  • Place your hands on the lowest part of your torso where your pelvis is connected and feel your hands pushed out when inhaling.
  • Do not feel the vagina/penis contracting when breathing in.
  • Do not feel the anus contracting when breathing in.
  • When breathing out, first feel as if there is a ‘jelly fish’ that you are trying to pull in from the vagina/penis!
  • Pull the jellyfish in gently and deeply and that is the beginning of the breathing out.
  • Keep the spine neutral and ON the floor, including the lower back spine.

This may sound silly, or easy but give it a try and you will see that it is not as easy as you may think. Here is a video that should help you.

There are so many different ways that clinicians use to try to communicate breathing and I have to tell you that from the biomechanical perspective, they are not correct.

The Importance of Breathing and Pelvic Floor

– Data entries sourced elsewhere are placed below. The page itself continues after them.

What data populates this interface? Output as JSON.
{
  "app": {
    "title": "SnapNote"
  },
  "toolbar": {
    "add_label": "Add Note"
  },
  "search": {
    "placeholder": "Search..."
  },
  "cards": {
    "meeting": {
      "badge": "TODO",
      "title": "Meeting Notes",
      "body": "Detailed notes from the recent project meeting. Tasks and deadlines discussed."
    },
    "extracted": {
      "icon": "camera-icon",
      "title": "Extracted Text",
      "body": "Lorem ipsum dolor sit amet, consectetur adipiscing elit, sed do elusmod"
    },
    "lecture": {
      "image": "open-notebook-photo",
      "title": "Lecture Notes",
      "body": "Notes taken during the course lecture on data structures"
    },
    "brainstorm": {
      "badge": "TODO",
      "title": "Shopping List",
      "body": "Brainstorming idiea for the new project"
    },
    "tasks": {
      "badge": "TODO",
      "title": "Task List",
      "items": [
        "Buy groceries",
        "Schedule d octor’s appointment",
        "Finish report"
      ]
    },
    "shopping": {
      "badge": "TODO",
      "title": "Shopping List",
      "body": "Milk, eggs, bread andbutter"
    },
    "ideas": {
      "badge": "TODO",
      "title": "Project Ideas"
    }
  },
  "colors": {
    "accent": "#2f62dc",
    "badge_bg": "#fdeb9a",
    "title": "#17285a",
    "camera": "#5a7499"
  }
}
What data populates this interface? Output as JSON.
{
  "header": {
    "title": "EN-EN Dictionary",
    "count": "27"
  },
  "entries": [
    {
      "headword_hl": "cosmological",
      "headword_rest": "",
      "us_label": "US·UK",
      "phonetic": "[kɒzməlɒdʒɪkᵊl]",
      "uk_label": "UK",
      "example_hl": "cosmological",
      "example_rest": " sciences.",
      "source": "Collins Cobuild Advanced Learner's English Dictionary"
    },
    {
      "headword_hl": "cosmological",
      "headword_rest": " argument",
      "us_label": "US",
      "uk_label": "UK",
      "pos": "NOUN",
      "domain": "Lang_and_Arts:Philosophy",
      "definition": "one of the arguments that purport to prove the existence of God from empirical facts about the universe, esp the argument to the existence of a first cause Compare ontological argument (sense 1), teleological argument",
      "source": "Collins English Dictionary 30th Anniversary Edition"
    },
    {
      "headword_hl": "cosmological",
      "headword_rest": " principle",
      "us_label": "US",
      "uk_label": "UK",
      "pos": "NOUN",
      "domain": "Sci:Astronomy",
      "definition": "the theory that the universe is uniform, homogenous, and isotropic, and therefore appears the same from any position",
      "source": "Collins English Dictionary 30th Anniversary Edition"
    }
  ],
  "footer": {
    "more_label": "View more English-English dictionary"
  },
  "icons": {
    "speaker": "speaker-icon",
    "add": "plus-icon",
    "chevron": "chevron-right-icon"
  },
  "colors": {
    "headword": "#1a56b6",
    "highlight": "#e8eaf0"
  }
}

The reason breathing is important is that it allows a more robust apparatus, a barrel of a kind, that allows the stability of the posture. As well as the movement of different parts of your body without losing stability. THAT is the most ignored part of the treatment for pelvic floor dysfunction because most therapists are too busy attending to the ‘floor’ when the ‘house’, your pelvis, is unstable.

By breathing the way outlined above, you are able to engage the muscles of the pelvic floor when needed and relax them at the right time. Lack of synchronicity and harmony in the muscles of the pelvic floor is the exact reason why they can become tight. This can result in not knowing when to relax the muscles and overall deconditioning. I strongly suggest reading my blog on the anatomy of the pelvic floor to understand how the muscles involved in pelvic floor dysfunction are not necessarily accessed via internal manual work.

Breathing is the first fundamental step to proper treatment of pelvic floor dysfunction but is not the only step. If you have pelvic floor dysfunction or have received treatment but have not reached the result you want, do not hesitate to contact me.

Dr. Shakib

Recommended Reading:

Pelvic Floor, Deep Groin Pain, and Deep Hip Pain

What is Pelvic Pain and Who Treats Pelvic Pain?